(Interface dataset entries)

-- Opening Marker --

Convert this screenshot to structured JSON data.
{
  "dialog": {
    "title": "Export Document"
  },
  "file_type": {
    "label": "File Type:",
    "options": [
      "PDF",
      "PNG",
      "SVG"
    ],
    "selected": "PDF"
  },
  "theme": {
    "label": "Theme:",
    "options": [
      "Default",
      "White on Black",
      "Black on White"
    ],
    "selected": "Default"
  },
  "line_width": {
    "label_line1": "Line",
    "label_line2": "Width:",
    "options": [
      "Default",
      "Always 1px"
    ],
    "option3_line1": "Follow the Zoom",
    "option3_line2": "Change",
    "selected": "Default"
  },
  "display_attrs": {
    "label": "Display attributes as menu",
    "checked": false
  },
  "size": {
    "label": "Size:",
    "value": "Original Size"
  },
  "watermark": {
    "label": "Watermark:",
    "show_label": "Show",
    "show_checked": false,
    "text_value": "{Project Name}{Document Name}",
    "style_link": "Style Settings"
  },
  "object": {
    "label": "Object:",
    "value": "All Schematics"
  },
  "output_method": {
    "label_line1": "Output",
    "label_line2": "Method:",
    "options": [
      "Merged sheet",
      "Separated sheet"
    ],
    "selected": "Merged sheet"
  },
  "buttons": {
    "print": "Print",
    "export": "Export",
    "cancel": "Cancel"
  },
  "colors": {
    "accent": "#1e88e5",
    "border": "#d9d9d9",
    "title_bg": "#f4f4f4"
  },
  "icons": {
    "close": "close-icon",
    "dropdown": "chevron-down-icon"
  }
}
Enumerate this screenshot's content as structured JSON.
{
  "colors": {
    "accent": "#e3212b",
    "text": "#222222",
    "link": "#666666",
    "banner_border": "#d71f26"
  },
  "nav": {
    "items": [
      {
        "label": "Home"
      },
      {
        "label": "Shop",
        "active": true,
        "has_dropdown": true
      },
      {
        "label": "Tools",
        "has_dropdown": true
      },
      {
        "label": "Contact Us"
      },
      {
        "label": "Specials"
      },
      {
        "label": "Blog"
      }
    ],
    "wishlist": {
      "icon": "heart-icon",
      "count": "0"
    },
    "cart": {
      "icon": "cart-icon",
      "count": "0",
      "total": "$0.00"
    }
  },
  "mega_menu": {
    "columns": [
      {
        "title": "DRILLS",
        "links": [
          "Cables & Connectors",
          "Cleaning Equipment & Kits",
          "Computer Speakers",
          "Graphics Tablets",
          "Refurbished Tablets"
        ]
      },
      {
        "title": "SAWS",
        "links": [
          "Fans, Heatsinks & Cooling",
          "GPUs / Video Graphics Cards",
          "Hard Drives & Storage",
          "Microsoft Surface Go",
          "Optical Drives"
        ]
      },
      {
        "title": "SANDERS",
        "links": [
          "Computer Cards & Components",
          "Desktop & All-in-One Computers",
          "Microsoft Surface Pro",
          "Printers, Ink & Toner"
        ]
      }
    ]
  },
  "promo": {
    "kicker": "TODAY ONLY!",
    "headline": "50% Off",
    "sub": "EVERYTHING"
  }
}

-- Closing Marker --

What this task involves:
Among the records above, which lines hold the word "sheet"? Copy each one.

Written solution:
      "Merged sheet",
      "Separated sheet"
    "selected": "Merged sheet"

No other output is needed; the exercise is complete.